Tagged with: anniversary disability Paraplegic post injury spinal cord injury wheelchair
Recently my husband “celebrated” his 8th anniversary of using a wheelchair. I tried to wrap my head around 8 years! Eight years of not standing up! Eight years of worrying about everywhere you go being accessible… of wondering whether your chair will fit in your friend’s bathroom or if some kid will be playing around in the accessible bathroom at the restaurant so that you can’t use it. Eight years of not being able to wiggle your toes! Eight years of no snow angels or feeling the cold sheets on your feet or knowing if you are burning your foot when you put it under the hot water. Eight years of wondering if there will be an open parking spot so that you can get your chair out or whether someone will be parked in the striped lines when you return so that you can’t get back in your car at all. Eight years of looking for curb cuts, and not being able to hold an umbrella in the rain because your hands are busy pushing. Eight years of wondering if today will be a day you are going to pee on yourself. Eight years of leg spasms, wheelchairs, and hand controls. Eight years of no running, jumping or dancing. Eight years of waking up every morning and remembering that life isn’t what it used to be.
It has to be an impossible thing to try and wrap your head around at first. Of waking up and being told you will never walk again and wondering what you will miss most and what you wished you could have done one more time. Wondering if life will ever be normal again. I have a friend who lost an arm and a leg in an IED explosion a few years ago and he says when he wakes up to go to the bathroom in the middle of the night he falls flat on his face because he still forgets that he doesn’t have two legs. My husband says that when he dreams, he is always able-bodied. Yet in reality it feels like one day he will wake up from this “dream” of using a chair.
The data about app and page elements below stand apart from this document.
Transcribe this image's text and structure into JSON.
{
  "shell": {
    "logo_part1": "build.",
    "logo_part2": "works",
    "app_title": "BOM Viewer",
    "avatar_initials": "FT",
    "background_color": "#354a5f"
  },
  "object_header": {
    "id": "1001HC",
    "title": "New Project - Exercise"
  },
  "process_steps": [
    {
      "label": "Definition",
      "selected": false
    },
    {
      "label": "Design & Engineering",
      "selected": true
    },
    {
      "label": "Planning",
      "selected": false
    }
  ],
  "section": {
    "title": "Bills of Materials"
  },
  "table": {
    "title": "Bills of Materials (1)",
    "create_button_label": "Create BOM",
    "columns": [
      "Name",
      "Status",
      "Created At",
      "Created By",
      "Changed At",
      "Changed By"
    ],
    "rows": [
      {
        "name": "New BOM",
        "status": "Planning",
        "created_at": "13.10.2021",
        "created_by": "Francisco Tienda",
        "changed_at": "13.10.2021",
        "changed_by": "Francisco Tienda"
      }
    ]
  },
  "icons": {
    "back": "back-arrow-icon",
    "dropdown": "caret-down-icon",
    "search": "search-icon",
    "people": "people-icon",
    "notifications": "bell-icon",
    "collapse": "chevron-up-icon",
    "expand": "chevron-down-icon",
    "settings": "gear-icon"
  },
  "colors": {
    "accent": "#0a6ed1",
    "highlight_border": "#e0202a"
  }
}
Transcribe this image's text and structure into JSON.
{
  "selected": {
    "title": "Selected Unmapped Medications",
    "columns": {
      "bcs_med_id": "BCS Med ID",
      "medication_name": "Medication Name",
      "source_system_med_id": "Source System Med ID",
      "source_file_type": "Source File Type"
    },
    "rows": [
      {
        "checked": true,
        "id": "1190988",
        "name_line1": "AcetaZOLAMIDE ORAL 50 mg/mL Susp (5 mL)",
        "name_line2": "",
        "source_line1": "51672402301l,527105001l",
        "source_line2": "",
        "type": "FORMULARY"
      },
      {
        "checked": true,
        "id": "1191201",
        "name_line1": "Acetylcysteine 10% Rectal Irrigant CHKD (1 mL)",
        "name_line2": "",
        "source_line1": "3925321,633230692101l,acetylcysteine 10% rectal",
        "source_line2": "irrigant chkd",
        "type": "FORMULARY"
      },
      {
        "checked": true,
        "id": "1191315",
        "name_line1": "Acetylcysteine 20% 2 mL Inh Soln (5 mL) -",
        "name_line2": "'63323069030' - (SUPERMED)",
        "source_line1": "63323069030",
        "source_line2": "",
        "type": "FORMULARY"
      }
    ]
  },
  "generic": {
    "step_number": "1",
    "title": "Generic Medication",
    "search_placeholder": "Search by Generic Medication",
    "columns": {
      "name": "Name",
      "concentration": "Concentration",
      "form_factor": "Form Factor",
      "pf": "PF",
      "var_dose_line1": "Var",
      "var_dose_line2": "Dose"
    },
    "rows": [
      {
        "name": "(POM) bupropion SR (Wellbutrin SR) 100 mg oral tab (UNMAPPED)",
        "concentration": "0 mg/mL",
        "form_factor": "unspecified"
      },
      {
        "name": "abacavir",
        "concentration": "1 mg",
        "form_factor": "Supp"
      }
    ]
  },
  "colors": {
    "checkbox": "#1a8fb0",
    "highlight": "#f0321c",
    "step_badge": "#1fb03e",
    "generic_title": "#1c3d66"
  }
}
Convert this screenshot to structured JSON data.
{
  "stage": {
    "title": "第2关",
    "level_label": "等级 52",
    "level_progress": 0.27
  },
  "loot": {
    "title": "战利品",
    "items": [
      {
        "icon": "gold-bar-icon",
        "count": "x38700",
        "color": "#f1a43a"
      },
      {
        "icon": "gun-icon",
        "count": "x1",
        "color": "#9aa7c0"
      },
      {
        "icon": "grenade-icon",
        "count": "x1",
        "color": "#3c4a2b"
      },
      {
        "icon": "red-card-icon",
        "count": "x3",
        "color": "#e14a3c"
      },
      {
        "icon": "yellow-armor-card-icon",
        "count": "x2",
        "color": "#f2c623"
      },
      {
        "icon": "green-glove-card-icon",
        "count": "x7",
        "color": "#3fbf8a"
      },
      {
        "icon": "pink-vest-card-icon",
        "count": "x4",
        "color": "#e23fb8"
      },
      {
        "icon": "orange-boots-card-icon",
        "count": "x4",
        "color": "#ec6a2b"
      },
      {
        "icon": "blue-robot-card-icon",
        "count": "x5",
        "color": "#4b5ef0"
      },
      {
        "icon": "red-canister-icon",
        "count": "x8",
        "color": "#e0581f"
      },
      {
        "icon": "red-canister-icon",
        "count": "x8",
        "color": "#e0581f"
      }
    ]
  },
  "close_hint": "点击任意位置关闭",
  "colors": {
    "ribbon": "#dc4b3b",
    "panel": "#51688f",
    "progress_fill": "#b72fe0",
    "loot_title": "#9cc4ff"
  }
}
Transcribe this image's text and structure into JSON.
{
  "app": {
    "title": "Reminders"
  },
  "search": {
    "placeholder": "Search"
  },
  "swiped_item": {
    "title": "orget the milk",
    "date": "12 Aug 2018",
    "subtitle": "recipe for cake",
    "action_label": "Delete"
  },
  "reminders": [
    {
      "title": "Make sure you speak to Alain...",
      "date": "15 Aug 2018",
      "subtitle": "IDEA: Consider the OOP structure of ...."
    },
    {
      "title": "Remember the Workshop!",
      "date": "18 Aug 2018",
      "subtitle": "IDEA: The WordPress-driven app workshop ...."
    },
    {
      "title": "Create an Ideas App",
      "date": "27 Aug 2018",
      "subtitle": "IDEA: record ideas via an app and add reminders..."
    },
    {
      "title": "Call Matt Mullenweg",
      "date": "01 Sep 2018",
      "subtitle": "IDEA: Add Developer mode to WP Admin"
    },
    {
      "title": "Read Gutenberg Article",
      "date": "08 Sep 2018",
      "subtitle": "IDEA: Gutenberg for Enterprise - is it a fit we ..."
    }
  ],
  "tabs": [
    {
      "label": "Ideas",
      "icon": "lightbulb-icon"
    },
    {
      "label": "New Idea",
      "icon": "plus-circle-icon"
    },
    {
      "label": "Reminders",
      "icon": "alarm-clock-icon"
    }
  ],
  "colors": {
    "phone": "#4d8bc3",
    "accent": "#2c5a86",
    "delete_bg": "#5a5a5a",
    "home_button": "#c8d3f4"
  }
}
Most days in our household we don’t talk about the “what ifs”. I never knew him as an able-bodied individual so it isn’t something I “miss” about him and it’s not something he complains about often. But every now and then those thoughts come to mind. Sometimes, it’s in those frustrating moments when I wish he could help me with a task too challenging for me to handle alone like, moving a big tv or trying to hang something really heavy. It’s in those moments that I will make a snide remark about how it sure would be nice if he could stand up and help me. Or sometimes it’s in those moments when he sees me struggling or doing something considered a man’s job, like mowing the yard or taking out the trash that’ll he’ll say, “I sure wish I was able to do that for you”. Or occasionally he just has a bad day when he falls out of his chair or he can’t reach anything or life just seems to be particularly tough that day when he’ll turn and look at me and say, “You think I’ve learned all the lessons God wanted to teach me in this chair yet? Do you think I could be able-bodied again”? And then on the very rare occasion we allow ourselves to think about the “nevers.” Like I’ll never be able to dance with my wife or go on a trail run with you, or I’ll never be able to walk a daughter down the aisle or teach our boy how to play football. Or- what if we never have kids. Those are the things that hurt too much to talk about for too long. And while we can usually find humor in the times he falls out of his chair, or loses his dinner he just bought because it fell out of his lap, we aren’t able to find the humor in those.
You know that verse in the Bible where it talks about God never giving you more than you can handle? (I Corinthians10:13) –While taken slightly out of context, it also proves what I already knew; that my husband is one tough cookie, and able to handle with humor and grace things that I never could. There is another verse in the Bible that says “My grace is sufficient for you, for my power is made perfect in weakness.”(2 Corinthians 12:9) These are the words God said to a man who also had some sort of disability or ailment and it paints a beautiful picture. Because God’s power is made perfect in what my husband perceives as weakness… and in that weakness God’s grace will be sufficient for him to make it through every day no matter how tough it seems. A famous quadriplegic named Joni Eareckson Tada who is an author, painter, and has been on Larry King Live once said, “if I were able, I would have my wheelchair up in heaven right next to me when God gives me my brand new, glorified body. And I will then turn to Jesus and say, “Lord, do you see that wheelchair right there? Well, you were right when you said that in this world we would have trouble, because that wheelchair was a lot of trouble! But Jesus the weaker I was in that thing, the harder I leaned on you. And the harder I leaned on you, the stronger I discovered you to be. So thank you for what you did in my life through that wheelchair. And now”, I always say jokingly, “you can send that wheelchair to hell, if you want.” What an attitude to have, especially after a lifetime spent as a quadriplegic.
So sitting here “just” 8 years in and on a good day, life doesn’t seem too bad. In fact without that chair in his life my husband and I would have never met and while it’s easier to say on my end I think he would agree that it was worth it if just for that. But when we get to heaven (and he gets to send his chair to hell) I think the first thing I would like is a hug – a real -wrap your arms around me tight with my head on your chest- kinda hug (and then after that we might go for a run!)